You’re the type of person who likes to know your teller’s name and wants your teller to know yours, too. You take an active stance with your finances, viewing your credit union branch as a valuable resource. The added personalization of these financial institutions encourages you to stop in and seek answers to your financial questions. The growth and strength of the credit union directly impacts your finances, and your financial success directly impacts the growth and strength of the institution.
Photo credit: woodleywonderworks
Savings and Loan — The Traditionalist
You’re not distracted by the myriad banking products and services major banks and credit unions offer depositors. Rather, you want a financial institution that covers your basics: storing your assets and providing you with credit. Savings and loan institutions, also known as thrift banks because of their savings-minded nature, are a great fit for the traditionalist who wants local branch access and his basic needs met.

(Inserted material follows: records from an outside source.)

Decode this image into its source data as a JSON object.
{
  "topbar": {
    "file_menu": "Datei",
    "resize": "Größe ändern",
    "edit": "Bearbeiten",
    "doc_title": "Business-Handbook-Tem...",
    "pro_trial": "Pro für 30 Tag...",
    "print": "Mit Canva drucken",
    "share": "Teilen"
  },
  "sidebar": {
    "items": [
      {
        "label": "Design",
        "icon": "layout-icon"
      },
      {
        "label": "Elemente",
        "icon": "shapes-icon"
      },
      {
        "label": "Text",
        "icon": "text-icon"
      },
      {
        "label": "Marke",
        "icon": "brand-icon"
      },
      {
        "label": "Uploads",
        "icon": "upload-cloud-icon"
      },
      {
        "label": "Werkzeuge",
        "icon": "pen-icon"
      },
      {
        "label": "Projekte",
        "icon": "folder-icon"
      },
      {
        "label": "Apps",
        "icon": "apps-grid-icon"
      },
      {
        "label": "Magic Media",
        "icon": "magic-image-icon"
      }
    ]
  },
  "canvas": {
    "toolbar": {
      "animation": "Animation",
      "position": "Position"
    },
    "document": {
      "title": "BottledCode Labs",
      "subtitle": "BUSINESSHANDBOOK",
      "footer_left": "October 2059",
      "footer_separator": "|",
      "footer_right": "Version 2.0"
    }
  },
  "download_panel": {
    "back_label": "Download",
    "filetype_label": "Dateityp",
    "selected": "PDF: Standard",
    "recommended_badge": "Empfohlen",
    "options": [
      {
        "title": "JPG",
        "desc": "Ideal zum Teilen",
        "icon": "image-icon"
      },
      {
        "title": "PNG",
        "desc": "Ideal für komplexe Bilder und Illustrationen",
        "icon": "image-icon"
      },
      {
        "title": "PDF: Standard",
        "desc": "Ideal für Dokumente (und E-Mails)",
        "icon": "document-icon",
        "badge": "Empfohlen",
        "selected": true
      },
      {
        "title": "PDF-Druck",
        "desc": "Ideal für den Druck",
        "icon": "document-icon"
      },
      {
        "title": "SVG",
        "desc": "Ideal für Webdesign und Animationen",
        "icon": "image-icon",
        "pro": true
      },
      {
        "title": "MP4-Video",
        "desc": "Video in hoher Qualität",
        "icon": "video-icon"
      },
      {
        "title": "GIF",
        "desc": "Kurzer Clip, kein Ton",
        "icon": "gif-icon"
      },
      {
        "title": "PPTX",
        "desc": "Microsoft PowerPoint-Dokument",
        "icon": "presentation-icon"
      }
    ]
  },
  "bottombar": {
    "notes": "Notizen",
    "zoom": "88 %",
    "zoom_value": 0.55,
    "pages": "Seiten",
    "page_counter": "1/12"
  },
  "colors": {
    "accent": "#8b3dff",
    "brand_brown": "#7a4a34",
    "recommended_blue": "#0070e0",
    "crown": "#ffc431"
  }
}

Often mutually held, savings and loan associations grant voting rights to depositors and borrowers, yet can be publicly traded. Chartered by the federal or state government, savings and loan associations must comply with government requirements in order to be incorporated, and profits usually are shared among members.
With a history of specializing in mortgage loans, savings and loan associations offer a high level of experience to the home buyer. However, in recent years, more savings and loan associations are offering commercial products, making them more and more like banks.
Online Bank — The Pioneer
If the future, and all the technology it brings, is something you embrace, then an online bank is likely your best bet. Although nationwide in terms of customer base, the lack of brick-and-mortar overhead means you are rewarded handsomely for your deposits. You likely prioritize ease of access over in-person service. With your smartphone and laptop, you can see your investments grow from the comfort of your own home.
With a lack of in-person communication, your specific financial questions will have to be answered over the telephone or online, which won’t be as personal. However, if you already have everything automated, from your deposits to bill pay, you likely won’t mind the lack of a physical branch to visit.
With most banks and credit unions offering online banking portals, it might make sense to move your entire banking experience online. It’s the same as using a bank app from a national institution, except your interest rates will probably put you further in the green.
Photo credit: Myfuture.com